  43. Never ask your spouse, “how was my sermon?” until you are emotionally ready to hear the answer. 
  44. Listen to about four or five good sermons a week.  It will help you not just with your delivery but with “borrowing” good content as well. 
  45. Never preach about the sin “out there.”  Preach about the sin that is in the room. 
  46. A common characteristic of churches that are declining is that they have great fellowship. (Erwin McManus)
  47. If you fire an associate pastor, you can bank on losing at a minimum of  4-5 families in the wake. 
  48. Church meetings are not life changing; they are boring.  Don’t place volunteers in meetings.  Give people the chance to touch a real person’s life directly. 
  49. Only 21 percent of adults volunteer without being asked; 85 percent volunteer when they are asked.
  50. If a staff member didn’t get along with his or her last pastor, chances are he or she won’t get along with you. (Dale Galloway)

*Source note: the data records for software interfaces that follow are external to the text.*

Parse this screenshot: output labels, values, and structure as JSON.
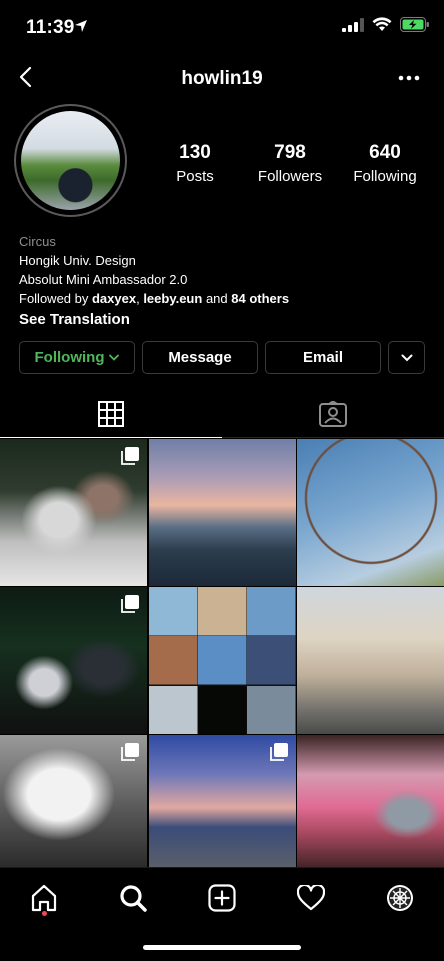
{
  "status": {
    "time": "11:39"
  },
  "header": {
    "username": "howlin19"
  },
  "profile": {
    "stats": [
      {
        "value": "130",
        "label": "Posts"
      },
      {
        "value": "798",
        "label": "Followers"
      },
      {
        "value": "640",
        "label": "Following"
      }
    ],
    "category": "Circus",
    "bio_lines": [
      "Hongik Univ. Design",
      "Absolut Mini Ambassador 2.0"
    ],
    "followed_by": {
      "prefix": "Followed by ",
      "user1": "daxyex",
      "sep": ", ",
      "user2": "leeby.eun",
      "and": " and ",
      "others": "84 others"
    },
    "see_translation": "See Translation"
  },
  "actions": {
    "following_label": "Following",
    "message_label": "Message",
    "email_label": "Email"
  },
  "colors": {
    "following_green": "#4fb75a",
    "notification_dot": "#ed4956",
    "background": "#000000"
  },
  "tabs": [
    {
      "icon": "grid-icon",
      "active": true
    },
    {
      "icon": "tagged-icon",
      "active": false
    }
  ],
  "posts": [
    {
      "multi": true
    },
    {
      "multi": false
    },
    {
      "multi": false
    },
    {
      "multi": true
    },
    {
      "multi": false
    },
    {
      "multi": false
    },
    {
      "multi": true
    },
    {
      "multi": true
    },
    {
      "multi": false
    }
  ],
  "bottom_nav": [
    "home-icon",
    "search-icon",
    "new-post-icon",
    "activity-icon",
    "profile-icon"
  ]
}
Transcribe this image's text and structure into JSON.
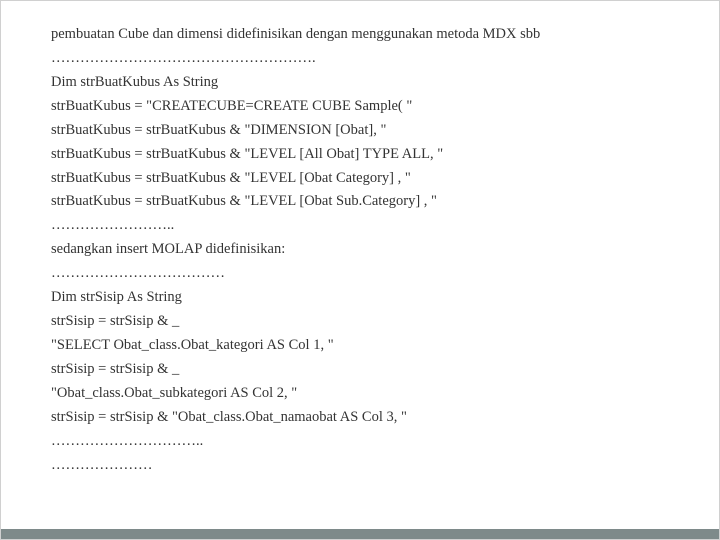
{
  "lines": [
    "pembuatan Cube dan dimensi didefinisikan dengan menggunakan metoda MDX sbb",
    "……………………………………………….",
    "Dim strBuatKubus As String",
    "strBuatKubus = \"CREATECUBE=CREATE CUBE Sample( \"",
    "strBuatKubus = strBuatKubus & \"DIMENSION [Obat], \"",
    "strBuatKubus = strBuatKubus & \"LEVEL [All Obat] TYPE ALL, \"",
    "strBuatKubus = strBuatKubus & \"LEVEL [Obat Category] , \"",
    "strBuatKubus = strBuatKubus & \"LEVEL [Obat Sub.Category] , \"",
    "……………………..",
    "sedangkan insert MOLAP didefinisikan:",
    "………………………………",
    "Dim strSisip As String",
    "strSisip = strSisip & _",
    "\"SELECT Obat_class.Obat_kategori AS Col 1, \"",
    "strSisip = strSisip & _",
    "\"Obat_class.Obat_subkategori AS Col 2, \"",
    "strSisip = strSisip & \"Obat_class.Obat_namaobat AS Col 3, \"",
    "…………………………..",
    "…………………"
  ]
}
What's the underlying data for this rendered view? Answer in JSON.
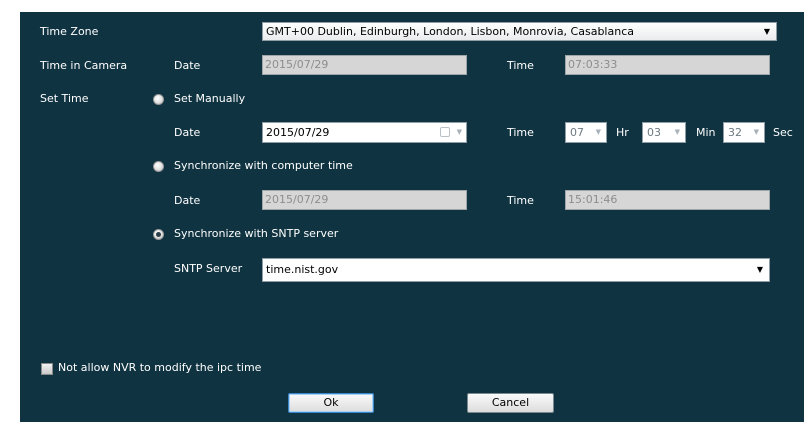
{
  "time_zone": {
    "label": "Time Zone",
    "value": "GMT+00 Dublin, Edinburgh, London, Lisbon, Monrovia, Casablanca"
  },
  "time_in_camera": {
    "label": "Time in Camera",
    "date_label": "Date",
    "date_value": "2015/07/29",
    "time_label": "Time",
    "time_value": "07:03:33"
  },
  "set_time": {
    "label": "Set Time",
    "manual": {
      "label": "Set Manually",
      "selected": false,
      "date_label": "Date",
      "date_value": "2015/07/29",
      "time_label": "Time",
      "hour": "07",
      "hour_unit": "Hr",
      "minute": "03",
      "minute_unit": "Min",
      "second": "32",
      "second_unit": "Sec"
    },
    "computer": {
      "label": "Synchronize with computer time",
      "selected": false,
      "date_label": "Date",
      "date_value": "2015/07/29",
      "time_label": "Time",
      "time_value": "15:01:46"
    },
    "sntp": {
      "label": "Synchronize with SNTP server",
      "selected": true,
      "server_label": "SNTP Server",
      "server_value": "time.nist.gov"
    }
  },
  "nvr_checkbox": {
    "label": "Not allow NVR to modify the ipc time",
    "checked": false
  },
  "buttons": {
    "ok": "Ok",
    "cancel": "Cancel"
  },
  "icons": {
    "dropdown": "▼",
    "spin": "▼"
  },
  "colors": {
    "panel_bg": "#0f3340",
    "readonly_field": "#d6d6d6",
    "focus_border": "#3a86c9"
  }
}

  51. Our preferences should never become more important than what the church needs to be and do missionally
  52. When people get scared, they quit giving. (Dave Ramsey)
  53. Someone will always have a bigger church or a faster growing church or a bigger budget or a more creative church than you. 
  54. Servant leaders are like a shepherd defending his sheep or a mother protecting her young.  They sacrifice without grumbling, give without calculating, and suffer without groaning.
Dana Hicks